Here r refers to raw (raw string), which will automatically escape backslashes, for example:

>>> print('\n') # output blank line

>>> print(r'\n') # output \n
\n
>>>

The output of the above example:

123456789
12345678
1
345
3456789
twenty four
123456789123456789
123456789 hello
------------------------------
hello
TutorialFish
hello\nTutorailFish

Blank Line

A blank line is used to separate functions or methods of a class to indicate the beginning of a new piece of code. The class and function entry are also separated by a blank line to highlight the beginning of the function entry.

Blank lines are different from code indentation. Blank lines are not part of the Python syntax. Do not insert blank lines when writing, and the Python interpreter will run without error. However, the function of the blank line is to separate two sections of code with different functions or meanings, so as to facilitate the maintenance or reconstruction of the code in the future.

Remember: blank lines are also part of the program code.


Waiting for User Input

Execute the following program and wait for user input after pressing the Enter key:

Example (Python 3+)

#!/usr/bin/python3
 
input("\n\nPress enter and exit.")

In the above code, "\n\n" will output two new blank lines before the result is output. Once the user presses the enter key, the program will exit.


Display Multiple Statements on A Same Line

Python can use multiple statements in a same line, using semicolons between statements ; for splitting, the following is a simple example:

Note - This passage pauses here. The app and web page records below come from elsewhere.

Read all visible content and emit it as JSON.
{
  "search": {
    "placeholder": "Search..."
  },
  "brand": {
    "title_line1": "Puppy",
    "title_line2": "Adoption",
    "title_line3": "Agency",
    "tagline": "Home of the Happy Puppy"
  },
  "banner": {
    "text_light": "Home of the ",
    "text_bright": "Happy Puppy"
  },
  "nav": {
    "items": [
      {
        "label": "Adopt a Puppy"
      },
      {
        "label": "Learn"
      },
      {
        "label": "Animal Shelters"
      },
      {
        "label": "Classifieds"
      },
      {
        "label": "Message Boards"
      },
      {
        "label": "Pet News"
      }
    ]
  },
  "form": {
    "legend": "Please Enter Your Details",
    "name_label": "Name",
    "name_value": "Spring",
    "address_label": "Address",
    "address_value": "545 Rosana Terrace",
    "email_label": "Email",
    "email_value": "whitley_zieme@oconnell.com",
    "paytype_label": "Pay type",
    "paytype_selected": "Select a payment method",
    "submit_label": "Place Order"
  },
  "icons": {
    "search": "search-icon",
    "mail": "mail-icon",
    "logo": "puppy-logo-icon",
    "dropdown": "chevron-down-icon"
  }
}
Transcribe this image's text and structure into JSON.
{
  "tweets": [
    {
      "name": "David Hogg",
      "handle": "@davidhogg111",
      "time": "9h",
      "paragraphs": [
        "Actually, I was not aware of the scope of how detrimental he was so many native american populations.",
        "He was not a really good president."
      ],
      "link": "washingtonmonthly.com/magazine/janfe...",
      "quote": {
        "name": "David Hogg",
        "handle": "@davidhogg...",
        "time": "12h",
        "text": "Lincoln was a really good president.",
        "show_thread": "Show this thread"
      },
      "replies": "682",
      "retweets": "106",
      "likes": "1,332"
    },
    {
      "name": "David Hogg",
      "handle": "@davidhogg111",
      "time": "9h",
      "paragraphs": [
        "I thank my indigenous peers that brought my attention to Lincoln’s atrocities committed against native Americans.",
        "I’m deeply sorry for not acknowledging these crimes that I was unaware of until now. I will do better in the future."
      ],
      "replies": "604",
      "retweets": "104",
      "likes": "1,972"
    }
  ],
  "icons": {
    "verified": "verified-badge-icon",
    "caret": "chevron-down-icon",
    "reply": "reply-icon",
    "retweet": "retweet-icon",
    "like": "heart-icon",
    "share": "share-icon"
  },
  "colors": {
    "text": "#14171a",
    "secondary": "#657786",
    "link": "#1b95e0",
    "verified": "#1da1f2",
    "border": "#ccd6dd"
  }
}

Example (Python 3+)

#!/usr/bin/python3
 
import sys; x ='TutorialFish.com'; sys.stdout.write(x +'\n')

Use the script to execute the above code, and the output result is:

TutorialFish.com

Use the interactive command line to execute, the output result is:

>>> import sys; x ='tutorialfish'; sys.stdout.write(x +'\n')
tutorialfish
13

Here, 13 represents the number of characters.


Multiple Statements Form A Code Group

A group of statements with the same indentation constitutes a code block, which we call a code group.

For compound statements such as if, while, def, and class. The first line starts with a keyword and ends with a colon (:). 

One or more lines of code after this line constitute a code group.

We call the first line and the following code group as a clause.

Example

if expression:
   suite
elif expression:
   suite
else:
   suite

Print Output

The default output of print is line break, if you want to achieve no line break, you need to add end="" after the variable :

Example (Python 3+)

#!/usr/bin/python3
 
x="a"
y="b"
# Newline output
print( x)
print( y)
 
print('---------')
# No line break output
print( x, end=" ")
print( y, end=" ")
print()

The execution result of the above example is:

a
b
---------
a b

import and from...import

Use import or from...import to import the corresponding module in python .

Import the entire / some module in the format: import somemodule

Import a function from a module, the format is: from somemodule import somefunction

Import multiple functions from a module, the format is: from somemodule import firstfunc, secondfunc, thirdfunc

Import all functions in a module, the format is: from somemodule import *

Import sys module

import sys
print('================Python import mode==========================')
print ('Command line parameters are:')
for i in sys.argv:
     print (i)
print ('\n python path is',sys.path)


Import the argv and path of the sys module

from sys import argv,path # import specific members
 
print('================python from import=========================== =======')
print('path:',path) # Because the path member has been imported, there is no need to add sys.path when quoted here



Command Line Parameters

Many programs can perform some operations to view some basic information. Python can use the -h parameter to view the help information for each parameter:

$ python -h
usage: python [option] ... [-c cmd | -m mod | file | -] [arg] ...
Options and arguments (and corresponding environment variables):
-c cmd: program passed in as string (terminates option list)
-d: debug output from parser (also PYTHONDEBUG=x)
-E: ignore environment variables (such as PYTHONPATH)
-h: print this help message and exit

[etc.]

When we execute Python script, we can receive the parameters input from the command line. For specific usage, please refer to the Python 3 command line parameters .